Celmins’s blackboards seemed, in that context, like anti-tablets; I felt like they were mocking me as I photographed them, my own little black rectangle in my hand. I felt as if I couldn’t bear to look at a blank screen — I had to nest the blankness within another screen and turn it into positive content. It was my way of writing on the slate.
The blackboards stage both a deliberate refusal of mediation (they are blank) and an elaborate performance of it. One slate represents the other, down to the trace imperfections on its surface, making these accidents into substantial elements of composition. The materiality of the medium is foregrounded as the content, which cannibalizes its potentiality as media — the more we see the scratches on the board as significant in their own right, the less important it becomes that it ever bear any other message.
To hold someone’s attention with a blank slate, all that’s necessary is to put another blank slate beside it. You don’t have to write anything on either of them.
If you try to say something similar of iPads, it seems absurd. The screens don’t somehow seem more real when turned off. But a single screen in your hands, even before it is activated, does have the allure of infinite possibility seemingly at your command — an endless sky. That rapidly diminishes when the screen comes on and the options begin to winnow, taking their orderly place in the rectilinear grid and obeying their algorithmic encoding. But in my hand, alone, the phone still feels like the only relevant portal, even when it’s off: It’s waiting to show me something, placing me at the center of the universe.

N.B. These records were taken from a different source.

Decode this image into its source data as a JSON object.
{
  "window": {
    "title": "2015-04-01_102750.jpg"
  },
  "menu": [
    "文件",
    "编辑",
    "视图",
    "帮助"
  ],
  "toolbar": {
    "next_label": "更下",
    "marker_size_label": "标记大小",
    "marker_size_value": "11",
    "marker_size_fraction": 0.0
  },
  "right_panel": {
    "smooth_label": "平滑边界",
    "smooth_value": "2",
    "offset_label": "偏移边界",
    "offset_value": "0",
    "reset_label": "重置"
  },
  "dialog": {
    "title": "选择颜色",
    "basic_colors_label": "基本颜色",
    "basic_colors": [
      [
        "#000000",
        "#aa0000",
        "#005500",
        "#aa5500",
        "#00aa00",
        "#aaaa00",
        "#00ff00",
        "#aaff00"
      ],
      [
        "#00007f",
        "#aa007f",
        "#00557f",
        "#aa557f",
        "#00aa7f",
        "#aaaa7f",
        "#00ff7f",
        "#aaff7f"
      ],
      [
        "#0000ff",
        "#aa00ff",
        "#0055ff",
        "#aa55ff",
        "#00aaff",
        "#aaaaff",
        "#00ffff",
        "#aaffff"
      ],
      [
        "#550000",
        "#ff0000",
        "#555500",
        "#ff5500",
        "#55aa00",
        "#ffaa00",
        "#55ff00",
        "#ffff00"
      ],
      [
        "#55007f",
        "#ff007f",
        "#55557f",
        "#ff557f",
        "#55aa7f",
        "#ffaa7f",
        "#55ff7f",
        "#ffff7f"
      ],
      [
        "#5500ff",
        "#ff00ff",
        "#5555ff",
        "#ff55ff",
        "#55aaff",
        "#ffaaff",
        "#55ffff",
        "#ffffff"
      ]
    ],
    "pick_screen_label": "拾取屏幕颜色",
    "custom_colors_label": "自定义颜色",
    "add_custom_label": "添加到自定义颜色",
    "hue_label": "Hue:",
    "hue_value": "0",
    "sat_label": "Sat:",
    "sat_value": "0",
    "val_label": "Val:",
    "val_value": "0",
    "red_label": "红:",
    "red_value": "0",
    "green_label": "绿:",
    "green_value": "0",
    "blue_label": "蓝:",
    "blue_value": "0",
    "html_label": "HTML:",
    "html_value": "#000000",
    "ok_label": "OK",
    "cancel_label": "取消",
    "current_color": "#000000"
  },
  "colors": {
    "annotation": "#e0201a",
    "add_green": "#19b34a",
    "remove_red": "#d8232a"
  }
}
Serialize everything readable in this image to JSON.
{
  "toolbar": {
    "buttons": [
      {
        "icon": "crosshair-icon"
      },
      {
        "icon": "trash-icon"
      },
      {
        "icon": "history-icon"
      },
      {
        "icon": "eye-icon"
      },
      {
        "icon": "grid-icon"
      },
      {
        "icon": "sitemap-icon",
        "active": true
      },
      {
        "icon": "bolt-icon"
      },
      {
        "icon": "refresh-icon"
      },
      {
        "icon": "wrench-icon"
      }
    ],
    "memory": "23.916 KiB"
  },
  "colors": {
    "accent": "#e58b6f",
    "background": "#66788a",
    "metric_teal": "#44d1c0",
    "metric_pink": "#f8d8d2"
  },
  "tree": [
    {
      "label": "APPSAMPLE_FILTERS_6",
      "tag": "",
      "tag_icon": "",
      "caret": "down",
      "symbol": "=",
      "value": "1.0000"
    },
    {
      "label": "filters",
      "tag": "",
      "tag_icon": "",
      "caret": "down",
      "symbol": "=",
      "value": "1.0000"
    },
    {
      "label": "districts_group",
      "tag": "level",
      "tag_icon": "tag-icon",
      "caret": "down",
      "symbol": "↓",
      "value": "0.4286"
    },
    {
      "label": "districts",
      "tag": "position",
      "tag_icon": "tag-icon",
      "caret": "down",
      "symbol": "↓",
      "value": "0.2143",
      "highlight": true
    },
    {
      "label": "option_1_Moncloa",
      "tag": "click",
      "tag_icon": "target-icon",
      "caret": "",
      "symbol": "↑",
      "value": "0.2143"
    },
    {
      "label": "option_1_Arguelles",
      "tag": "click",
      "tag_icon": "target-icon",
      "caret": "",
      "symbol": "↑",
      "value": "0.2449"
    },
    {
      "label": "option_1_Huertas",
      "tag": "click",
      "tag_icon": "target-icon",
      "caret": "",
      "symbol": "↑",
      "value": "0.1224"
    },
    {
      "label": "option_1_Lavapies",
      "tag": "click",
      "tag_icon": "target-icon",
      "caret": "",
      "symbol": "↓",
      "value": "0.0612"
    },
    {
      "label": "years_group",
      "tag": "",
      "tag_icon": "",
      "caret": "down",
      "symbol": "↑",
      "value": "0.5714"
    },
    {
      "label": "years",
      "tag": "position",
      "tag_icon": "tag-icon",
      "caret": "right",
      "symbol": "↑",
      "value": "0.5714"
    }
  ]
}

But two phones together don’t conjure individualistic fantasies. They refer to each other’s ubiquity, how everyone else has one too. They evoke the enmeshing networks they form, the circuits of communication that include and disinclude. The person I was alone with my phone feels compromised. I start to think about the many selves I project, and how the phones work to align them beside themselves, inviting comparison. Presumably one must be real, but like the blackboards, it’s impossible to tell which one it is, even for myself.